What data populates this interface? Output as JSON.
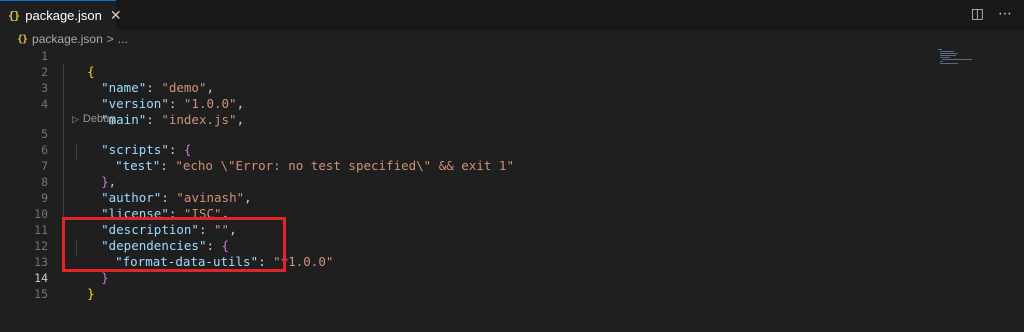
{
  "tab": {
    "icon": "{}",
    "label": "package.json"
  },
  "breadcrumb": {
    "icon": "{}",
    "file": "package.json",
    "separator": ">",
    "more": "..."
  },
  "editor_actions": {
    "split_icon": "split-editor-icon",
    "more_icon": "more-actions-icon"
  },
  "codelens": {
    "label": "Debug"
  },
  "line_numbers": [
    "1",
    "2",
    "3",
    "4",
    "5",
    "6",
    "7",
    "8",
    "9",
    "10",
    "11",
    "12",
    "13",
    "14",
    "15"
  ],
  "active_line": "14",
  "code": {
    "l1": "{",
    "name_key": "\"name\"",
    "name_val": "\"demo\"",
    "version_key": "\"version\"",
    "version_val": "\"1.0.0\"",
    "main_key": "\"main\"",
    "main_val": "\"index.js\"",
    "scripts_key": "\"scripts\"",
    "scripts_open": "{",
    "test_key": "\"test\"",
    "test_val": "\"echo \\\"Error: no test specified\\\" && exit 1\"",
    "scripts_close": "}",
    "author_key": "\"author\"",
    "author_val": "\"avinash\"",
    "license_key": "\"license\"",
    "license_val": "\"ISC\"",
    "description_key": "\"description\"",
    "description_val": "\"\"",
    "deps_key": "\"dependencies\"",
    "deps_open": "{",
    "fdu_key": "\"format-data-utils\"",
    "fdu_val": "\"^1.0.0\"",
    "deps_close": "}",
    "l14": "}"
  },
  "colors": {
    "key": "#9cdcfe",
    "string": "#ce9178",
    "brace_outer": "#ffd700",
    "brace_inner": "#da70d6",
    "highlight": "#e3242b"
  }
}
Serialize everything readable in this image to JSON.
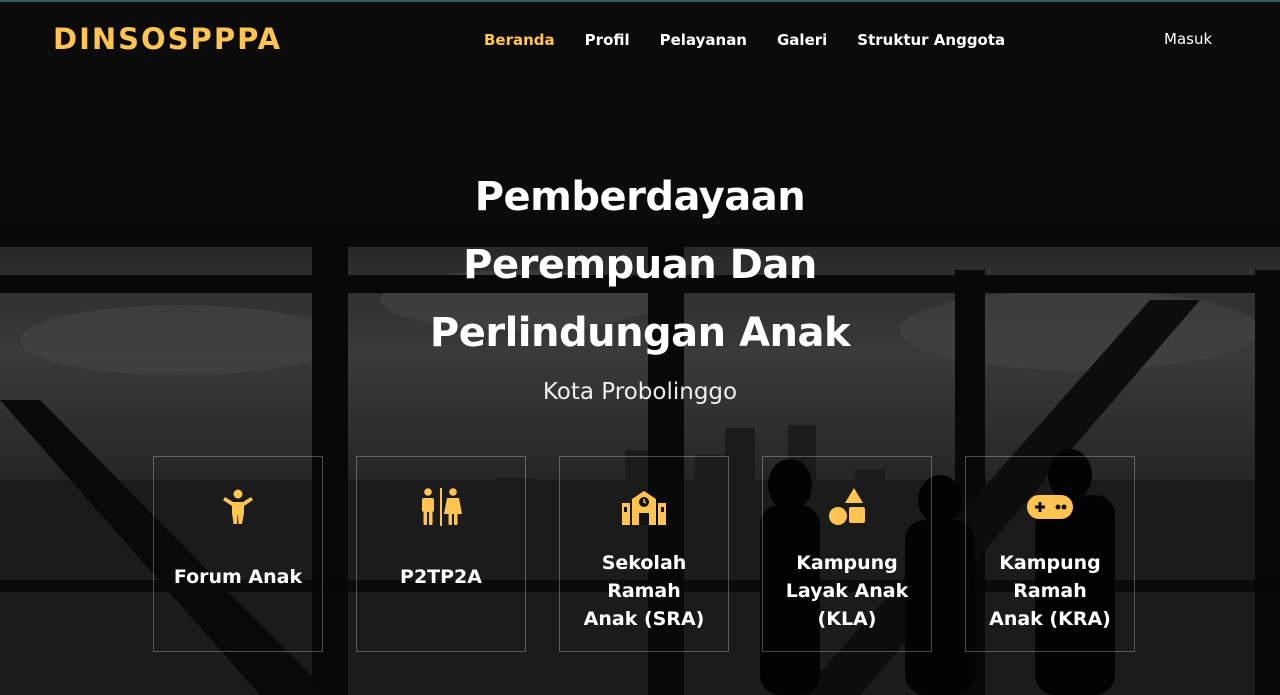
{
  "brand": {
    "logo_text": "DINSOSPPPA",
    "accent_color": "#ffc451"
  },
  "nav": {
    "items": [
      {
        "label": "Beranda",
        "active": true
      },
      {
        "label": "Profil",
        "active": false
      },
      {
        "label": "Pelayanan",
        "active": false
      },
      {
        "label": "Galeri",
        "active": false
      },
      {
        "label": "Struktur Anggota",
        "active": false
      }
    ],
    "login_label": "Masuk"
  },
  "hero": {
    "title_lines": [
      "Pemberdayaan",
      "Perempuan Dan",
      "Perlindungan Anak"
    ],
    "subtitle": "Kota Probolinggo"
  },
  "cards": [
    {
      "icon": "child-icon",
      "title_lines": [
        "Forum Anak"
      ]
    },
    {
      "icon": "restroom-icon",
      "title_lines": [
        "P2TP2A"
      ]
    },
    {
      "icon": "school-icon",
      "title_lines": [
        "Sekolah",
        "Ramah",
        "Anak (SRA)"
      ]
    },
    {
      "icon": "shapes-icon",
      "title_lines": [
        "Kampung",
        "Layak Anak",
        "(KLA)"
      ]
    },
    {
      "icon": "gamepad-icon",
      "title_lines": [
        "Kampung",
        "Ramah",
        "Anak (KRA)"
      ]
    }
  ]
}
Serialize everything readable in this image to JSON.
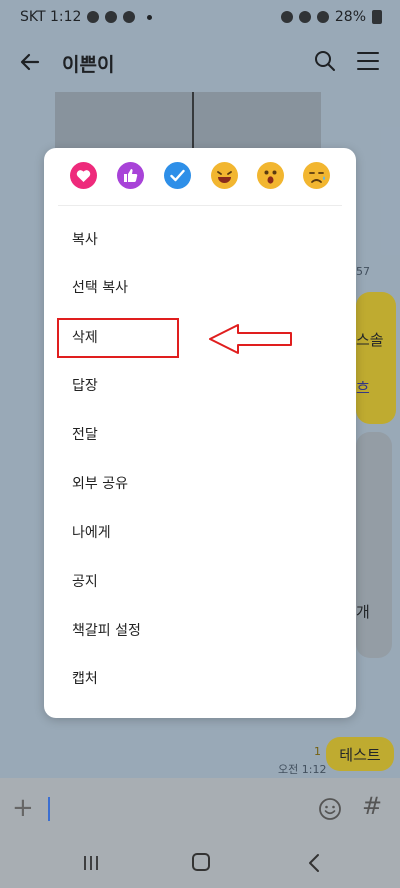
{
  "status": {
    "carrier_time": "SKT 1:12",
    "battery": "28%"
  },
  "header": {
    "title": "이쁜이"
  },
  "chat": {
    "time_57": "57",
    "partial_1": "스솔",
    "partial_2": "흐",
    "partial_3": "개",
    "test_message": "테스트",
    "unread": "1",
    "test_time": "오전 1:12"
  },
  "reactions": [
    {
      "name": "heart",
      "color": "#ee2a7b"
    },
    {
      "name": "thumbs-up",
      "color": "#a843d8"
    },
    {
      "name": "check",
      "color": "#2e8fe8"
    },
    {
      "name": "laugh",
      "color": "#f2b630"
    },
    {
      "name": "surprised",
      "color": "#f2b630"
    },
    {
      "name": "sad",
      "color": "#f2b630"
    }
  ],
  "menu": {
    "items": [
      "복사",
      "선택 복사",
      "삭제",
      "답장",
      "전달",
      "외부 공유",
      "나에게",
      "공지",
      "책갈피 설정",
      "캡처"
    ]
  },
  "annotation": {
    "highlight_color": "#e01e1e",
    "highlighted_item": "삭제"
  }
}
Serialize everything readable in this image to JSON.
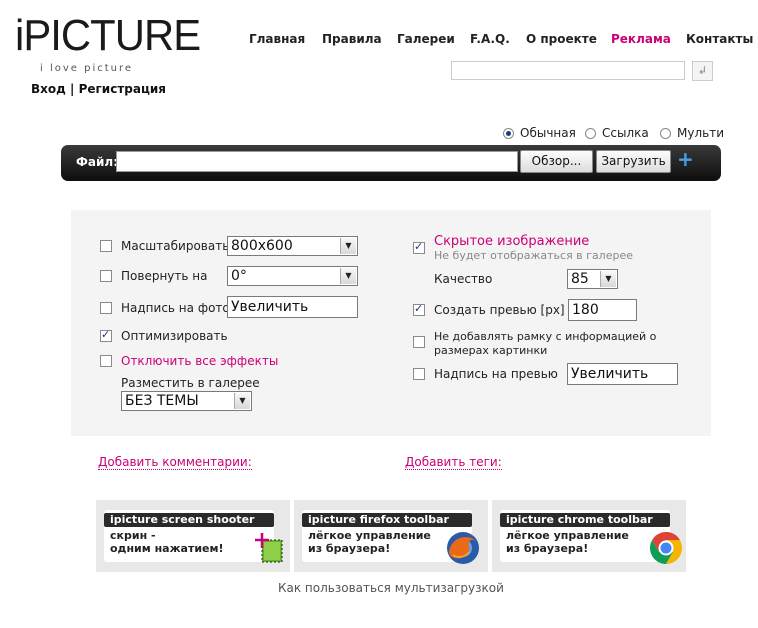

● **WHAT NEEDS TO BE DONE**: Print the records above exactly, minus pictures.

● **ANSWER AREA**:
What data populates this interface? Output as JSON.
{
  "tab": {
    "icon": "{}",
    "label": "package.json"
  },
  "breadcrumb": {
    "icon": "{}",
    "file": "package.json",
    "separator": ">",
    "more": "..."
  },
  "editor_actions": {
    "split_icon": "split-editor-icon",
    "more_icon": "more-actions-icon"
  },
  "codelens": {
    "label": "Debug"
  },
  "line_numbers": [
    "1",
    "2",
    "3",
    "4",
    "5",
    "6",
    "7",
    "8",
    "9",
    "10",
    "11",
    "12",
    "13",
    "14",
    "15"
  ],
  "active_line": "14",
  "code": {
    "l1": "{",
    "name_key": "\"name\"",
    "name_val": "\"demo\"",
    "version_key": "\"version\"",
    "version_val": "\"1.0.0\"",
    "main_key": "\"main\"",
    "main_val": "\"index.js\"",
    "scripts_key": "\"scripts\"",
    "scripts_open": "{",
    "test_key": "\"test\"",
    "test_val": "\"echo \\\"Error: no test specified\\\" && exit 1\"",
    "scripts_close": "}",
    "author_key": "\"author\"",
    "author_val": "\"avinash\"",
    "license_key": "\"license\"",
    "license_val": "\"ISC\"",
    "description_key": "\"description\"",
    "description_val": "\"\"",
    "deps_key": "\"dependencies\"",
    "deps_open": "{",
    "fdu_key": "\"format-data-utils\"",
    "fdu_val": "\"^1.0.0\"",
    "deps_close": "}",
    "l14": "}"
  },
  "colors": {
    "key": "#9cdcfe",
    "string": "#ce9178",
    "brace_outer": "#ffd700",
    "brace_inner": "#da70d6",
    "highlight": "#e3242b"
  }
}
Serialize everything readable in this image to JSON.
{
  "brand": {
    "logo_text": "DINSOSPPPA",
    "accent_color": "#ffc451"
  },
  "nav": {
    "items": [
      {
        "label": "Beranda",
        "active": true
      },
      {
        "label": "Profil",
        "active": false
      },
      {
        "label": "Pelayanan",
        "active": false
      },
      {
        "label": "Galeri",
        "active": false
      },
      {
        "label": "Struktur Anggota",
        "active": false
      }
    ],
    "login_label": "Masuk"
  },
  "hero": {
    "title_lines": [
      "Pemberdayaan",
      "Perempuan Dan",
      "Perlindungan Anak"
    ],
    "subtitle": "Kota Probolinggo"
  },
  "cards": [
    {
      "icon": "child-icon",
      "title_lines": [
        "Forum Anak"
      ]
    },
    {
      "icon": "restroom-icon",
      "title_lines": [
        "P2TP2A"
      ]
    },
    {
      "icon": "school-icon",
      "title_lines": [
        "Sekolah",
        "Ramah",
        "Anak (SRA)"
      ]
    },
    {
      "icon": "shapes-icon",
      "title_lines": [
        "Kampung",
        "Layak Anak",
        "(KLA)"
      ]
    },
    {
      "icon": "gamepad-icon",
      "title_lines": [
        "Kampung",
        "Ramah",
        "Anak (KRA)"
      ]
    }
  ]
}
Serialize everything readable in this image to JSON.
{
  "status": {
    "carrier_time": "SKT 1:12",
    "battery": "28%"
  },
  "header": {
    "title": "이쁜이"
  },
  "chat": {
    "time_57": "57",
    "partial_1": "스솔",
    "partial_2": "흐",
    "partial_3": "개",
    "test_message": "테스트",
    "unread": "1",
    "test_time": "오전 1:12"
  },
  "reactions": [
    {
      "name": "heart",
      "color": "#ee2a7b"
    },
    {
      "name": "thumbs-up",
      "color": "#a843d8"
    },
    {
      "name": "check",
      "color": "#2e8fe8"
    },
    {
      "name": "laugh",
      "color": "#f2b630"
    },
    {
      "name": "surprised",
      "color": "#f2b630"
    },
    {
      "name": "sad",
      "color": "#f2b630"
    }
  ],
  "menu": {
    "items": [
      "복사",
      "선택 복사",
      "삭제",
      "답장",
      "전달",
      "외부 공유",
      "나에게",
      "공지",
      "책갈피 설정",
      "캡처"
    ]
  },
  "annotation": {
    "highlight_color": "#e01e1e",
    "highlighted_item": "삭제"
  }
}
Serialize everything readable in this image to JSON.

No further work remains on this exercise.